Where we bring you things to read for the end of your week, from around the Internet
Arthur Chu: “I can pretend to belong here better than Trayvon and Mike Brown were ever given the chance to.”
Greg Howard on what is happening in Ferguson should be required reading for us all.
Arabelle Sicardi of Rookie Mag continues sharing photos from ‘Most Important Ugly’, her photo series that plays with the idea of makeup as a manipulator of identity within the queer diaspora community.
Black Girls Talking spoke to curator Derica Shields about her work with The Future Weird, a film screening series that showcases experimental and science fiction short films from Africa and the Global South.
This went up in June, but Jenny Zhang’s poetry never gets old, perhaps due to sentences like “the lycée where I teach is so toooottally me”.
It’s the summer of comic book heroes, including superheroes of color.
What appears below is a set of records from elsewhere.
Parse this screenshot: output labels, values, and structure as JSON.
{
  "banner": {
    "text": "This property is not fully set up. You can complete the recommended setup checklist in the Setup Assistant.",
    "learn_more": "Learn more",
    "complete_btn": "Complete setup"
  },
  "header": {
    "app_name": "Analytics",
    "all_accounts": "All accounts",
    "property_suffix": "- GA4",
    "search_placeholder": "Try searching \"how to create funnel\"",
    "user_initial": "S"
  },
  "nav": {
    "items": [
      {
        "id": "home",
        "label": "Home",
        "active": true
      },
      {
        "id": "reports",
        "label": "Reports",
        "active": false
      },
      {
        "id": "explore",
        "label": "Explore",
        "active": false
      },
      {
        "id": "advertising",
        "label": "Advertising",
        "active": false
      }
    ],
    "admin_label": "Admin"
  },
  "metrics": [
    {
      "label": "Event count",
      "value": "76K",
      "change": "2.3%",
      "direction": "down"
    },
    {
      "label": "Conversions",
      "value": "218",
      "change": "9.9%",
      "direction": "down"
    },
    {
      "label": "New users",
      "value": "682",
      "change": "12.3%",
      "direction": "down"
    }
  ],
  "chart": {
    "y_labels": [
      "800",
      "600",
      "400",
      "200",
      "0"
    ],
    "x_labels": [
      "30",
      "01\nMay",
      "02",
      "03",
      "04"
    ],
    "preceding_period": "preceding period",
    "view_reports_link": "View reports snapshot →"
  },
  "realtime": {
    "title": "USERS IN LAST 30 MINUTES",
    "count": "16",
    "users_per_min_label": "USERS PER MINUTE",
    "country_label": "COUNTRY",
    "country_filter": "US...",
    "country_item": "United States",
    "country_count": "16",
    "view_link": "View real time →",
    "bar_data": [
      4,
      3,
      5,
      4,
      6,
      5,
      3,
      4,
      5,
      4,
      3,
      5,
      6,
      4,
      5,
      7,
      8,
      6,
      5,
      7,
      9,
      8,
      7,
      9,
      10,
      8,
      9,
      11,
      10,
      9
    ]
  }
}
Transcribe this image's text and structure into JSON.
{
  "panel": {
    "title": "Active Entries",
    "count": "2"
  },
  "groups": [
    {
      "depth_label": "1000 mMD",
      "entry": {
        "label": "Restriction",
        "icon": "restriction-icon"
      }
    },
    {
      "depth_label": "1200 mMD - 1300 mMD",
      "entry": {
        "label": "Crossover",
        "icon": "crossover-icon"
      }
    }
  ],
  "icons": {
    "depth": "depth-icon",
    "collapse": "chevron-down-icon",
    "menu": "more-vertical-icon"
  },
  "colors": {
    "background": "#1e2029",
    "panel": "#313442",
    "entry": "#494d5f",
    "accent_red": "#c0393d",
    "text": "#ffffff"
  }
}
Check out Colorline‘s list of PoC comic books for some late summer reading.
The website for Jeff Chang’s much anticipated new book Who We Be is now live.
AAWW pal Ava Chin talks about her new book, Eating Wildly: Foraging for Life, Love, and the Perfect Meal, with the LA Review of Books.
“I want to suggest that our attachments to our blood families are not only sentimental, they are political.”
“In the skirt of the ocean of sorrow, how many deserts yet remain!” Via Tanqueed, ‘The Poetics of Solidarity: Palestine in Modern Urdu Poetry’.
Molly Crabapple documents and draws the migrant workers of Abu Dhabi: “If you ask a thousand workers,” Ibrahim said, “not one will tell you we are happy.”
“People were very confused. They wanted to be serious! But they also wanted to be ‘fun.’” The latest N+1 takes on AAWW friend Tao Lin. [behind paywall]
Another Sikh hate crime occurred last weekend on Roosevelt Island. Two years ago, after the Oak Creek, Wisconsin shooting, Sonny Singh wrote about moving the conversation “away from how Sikh values and American values are compatible.”
Curator Christphoher Y. Lew talks to the artist collective GCC about their multi-media work on contemporary Gulf culture. An exhibition of their work is on view at PS. 1 MoMA.
Photographer Chris Arnade is leaving Brooklyn, and shares beautiful photos of the things he will miss: Yemeni restaurants on Cobble Hill, the Pigeon Keepers of Bushwick, Hasidic Jewish bakeries in Williamsburg.